Supplied records:
● ● ● ● ● ● ●

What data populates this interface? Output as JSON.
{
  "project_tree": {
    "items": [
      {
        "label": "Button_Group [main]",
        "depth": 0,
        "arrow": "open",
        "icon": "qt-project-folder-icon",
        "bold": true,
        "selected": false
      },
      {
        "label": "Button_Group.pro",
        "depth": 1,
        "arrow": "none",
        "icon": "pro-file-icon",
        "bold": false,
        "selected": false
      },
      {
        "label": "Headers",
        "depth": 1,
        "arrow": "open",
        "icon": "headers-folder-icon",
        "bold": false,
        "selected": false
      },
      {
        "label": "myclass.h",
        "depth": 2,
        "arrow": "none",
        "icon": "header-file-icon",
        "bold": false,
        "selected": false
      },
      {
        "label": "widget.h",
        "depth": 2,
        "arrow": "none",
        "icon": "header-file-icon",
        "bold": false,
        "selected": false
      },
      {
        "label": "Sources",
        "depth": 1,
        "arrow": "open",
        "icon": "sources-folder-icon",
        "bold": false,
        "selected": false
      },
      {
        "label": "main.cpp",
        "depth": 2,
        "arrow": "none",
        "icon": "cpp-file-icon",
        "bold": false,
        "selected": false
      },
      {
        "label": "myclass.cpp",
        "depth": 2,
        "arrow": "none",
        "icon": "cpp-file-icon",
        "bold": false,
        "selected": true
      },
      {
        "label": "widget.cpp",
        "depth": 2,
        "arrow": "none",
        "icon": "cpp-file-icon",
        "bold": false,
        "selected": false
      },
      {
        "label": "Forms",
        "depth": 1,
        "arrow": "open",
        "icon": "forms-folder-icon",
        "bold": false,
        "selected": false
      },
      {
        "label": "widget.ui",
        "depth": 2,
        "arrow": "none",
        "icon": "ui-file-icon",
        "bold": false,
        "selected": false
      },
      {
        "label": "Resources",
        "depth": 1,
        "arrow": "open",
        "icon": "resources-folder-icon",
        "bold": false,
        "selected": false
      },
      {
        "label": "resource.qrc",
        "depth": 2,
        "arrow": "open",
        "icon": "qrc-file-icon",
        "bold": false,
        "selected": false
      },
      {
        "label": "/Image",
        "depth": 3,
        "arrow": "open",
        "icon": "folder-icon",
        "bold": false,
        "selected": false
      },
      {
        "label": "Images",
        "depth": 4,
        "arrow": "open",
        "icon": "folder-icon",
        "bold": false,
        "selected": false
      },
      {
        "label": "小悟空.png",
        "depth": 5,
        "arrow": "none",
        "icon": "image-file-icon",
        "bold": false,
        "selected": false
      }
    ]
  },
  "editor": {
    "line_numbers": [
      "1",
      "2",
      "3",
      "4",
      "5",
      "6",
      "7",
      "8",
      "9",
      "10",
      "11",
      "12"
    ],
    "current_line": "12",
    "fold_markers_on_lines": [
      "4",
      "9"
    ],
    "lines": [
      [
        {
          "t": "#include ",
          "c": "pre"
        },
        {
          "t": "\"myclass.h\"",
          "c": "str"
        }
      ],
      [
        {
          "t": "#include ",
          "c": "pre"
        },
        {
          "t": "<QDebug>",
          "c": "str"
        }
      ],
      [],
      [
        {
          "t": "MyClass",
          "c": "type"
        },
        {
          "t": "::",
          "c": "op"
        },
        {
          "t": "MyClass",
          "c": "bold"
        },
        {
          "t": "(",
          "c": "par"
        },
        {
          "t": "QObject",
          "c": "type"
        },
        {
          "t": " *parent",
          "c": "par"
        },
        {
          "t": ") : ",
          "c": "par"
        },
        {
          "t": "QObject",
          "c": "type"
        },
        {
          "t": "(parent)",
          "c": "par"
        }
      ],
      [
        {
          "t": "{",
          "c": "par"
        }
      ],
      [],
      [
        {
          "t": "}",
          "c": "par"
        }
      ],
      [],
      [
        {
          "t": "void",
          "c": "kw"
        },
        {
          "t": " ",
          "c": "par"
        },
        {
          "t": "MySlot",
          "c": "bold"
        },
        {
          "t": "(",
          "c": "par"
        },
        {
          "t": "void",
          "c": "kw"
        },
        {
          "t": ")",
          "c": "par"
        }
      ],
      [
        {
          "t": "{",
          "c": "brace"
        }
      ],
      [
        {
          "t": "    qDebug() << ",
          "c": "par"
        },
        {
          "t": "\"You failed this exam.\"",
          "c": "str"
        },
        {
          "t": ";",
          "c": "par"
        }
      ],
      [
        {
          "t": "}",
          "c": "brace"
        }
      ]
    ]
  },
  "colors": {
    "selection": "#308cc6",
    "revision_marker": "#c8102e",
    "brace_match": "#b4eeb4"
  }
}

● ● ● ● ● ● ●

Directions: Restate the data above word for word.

Task answer:
What data populates this interface? Output as JSON.
{
  "project_tree": {
    "items": [
      {
        "label": "Button_Group [main]",
        "depth": 0,
        "arrow": "open",
        "icon": "qt-project-folder-icon",
        "bold": true,
        "selected": false
      },
      {
        "label": "Button_Group.pro",
        "depth": 1,
        "arrow": "none",
        "icon": "pro-file-icon",
        "bold": false,
        "selected": false
      },
      {
        "label": "Headers",
        "depth": 1,
        "arrow": "open",
        "icon": "headers-folder-icon",
        "bold": false,
        "selected": false
      },
      {
        "label": "myclass.h",
        "depth": 2,
        "arrow": "none",
        "icon": "header-file-icon",
        "bold": false,
        "selected": false
      },
      {
        "label": "widget.h",
        "depth": 2,
        "arrow": "none",
        "icon": "header-file-icon",
        "bold": false,
        "selected": false
      },
      {
        "label": "Sources",
        "depth": 1,
        "arrow": "open",
        "icon": "sources-folder-icon",
        "bold": false,
        "selected": false
      },
      {
        "label": "main.cpp",
        "depth": 2,
        "arrow": "none",
        "icon": "cpp-file-icon",
        "bold": false,
        "selected": false
      },
      {
        "label": "myclass.cpp",
        "depth": 2,
        "arrow": "none",
        "icon": "cpp-file-icon",
        "bold": false,
        "selected": true
      },
      {
        "label": "widget.cpp",
        "depth": 2,
        "arrow": "none",
        "icon": "cpp-file-icon",
        "bold": false,
        "selected": false
      },
      {
        "label": "Forms",
        "depth": 1,
        "arrow": "open",
        "icon": "forms-folder-icon",
        "bold": false,
        "selected": false
      },
      {
        "label": "widget.ui",
        "depth": 2,
        "arrow": "none",
        "icon": "ui-file-icon",
        "bold": false,
        "selected": false
      },
      {
        "label": "Resources",
        "depth": 1,
        "arrow": "open",
        "icon": "resources-folder-icon",
        "bold": false,
        "selected": false
      },
      {
        "label": "resource.qrc",
        "depth": 2,
        "arrow": "open",
        "icon": "qrc-file-icon",
        "bold": false,
        "selected": false
      },
      {
        "label": "/Image",
        "depth": 3,
        "arrow": "open",
        "icon": "folder-icon",
        "bold": false,
        "selected": false
      },
      {
        "label": "Images",
        "depth": 4,
        "arrow": "open",
        "icon": "folder-icon",
        "bold": false,
        "selected": false
      },
      {
        "label": "小悟空.png",
        "depth": 5,
        "arrow": "none",
        "icon": "image-file-icon",
        "bold": false,
        "selected": false
      }
    ]
  },
  "editor": {
    "line_numbers": [
      "1",
      "2",
      "3",
      "4",
      "5",
      "6",
      "7",
      "8",
      "9",
      "10",
      "11",
      "12"
    ],
    "current_line": "12",
    "fold_markers_on_lines": [
      "4",
      "9"
    ],
    "lines": [
      [
        {
          "t": "#include ",
          "c": "pre"
        },
        {
          "t": "\"myclass.h\"",
          "c": "str"
        }
      ],
      [
        {
          "t": "#include ",
          "c": "pre"
        },
        {
          "t": "<QDebug>",
          "c": "str"
        }
      ],
      [],
      [
        {
          "t": "MyClass",
          "c": "type"
        },
        {
          "t": "::",
          "c": "op"
        },
        {
          "t": "MyClass",
          "c": "bold"
        },
        {
          "t": "(",
          "c": "par"
        },
        {
          "t": "QObject",
          "c": "type"
        },
        {
          "t": " *parent",
          "c": "par"
        },
        {
          "t": ") : ",
          "c": "par"
        },
        {
          "t": "QObject",
          "c": "type"
        },
        {
          "t": "(parent)",
          "c": "par"
        }
      ],
      [
        {
          "t": "{",
          "c": "par"
        }
      ],
      [],
      [
        {
          "t": "}",
          "c": "par"
        }
      ],
      [],
      [
        {
          "t": "void",
          "c": "kw"
        },
        {
          "t": " ",
          "c": "par"
        },
        {
          "t": "MySlot",
          "c": "bold"
        },
        {
          "t": "(",
          "c": "par"
        },
        {
          "t": "void",
          "c": "kw"
        },
        {
          "t": ")",
          "c": "par"
        }
      ],
      [
        {
          "t": "{",
          "c": "brace"
        }
      ],
      [
        {
          "t": "    qDebug() << ",
          "c": "par"
        },
        {
          "t": "\"You failed this exam.\"",
          "c": "str"
        },
        {
          "t": ";",
          "c": "par"
        }
      ],
      [
        {
          "t": "}",
          "c": "brace"
        }
      ]
    ]
  },
  "colors": {
    "selection": "#308cc6",
    "revision_marker": "#c8102e",
    "brace_match": "#b4eeb4"
  }
}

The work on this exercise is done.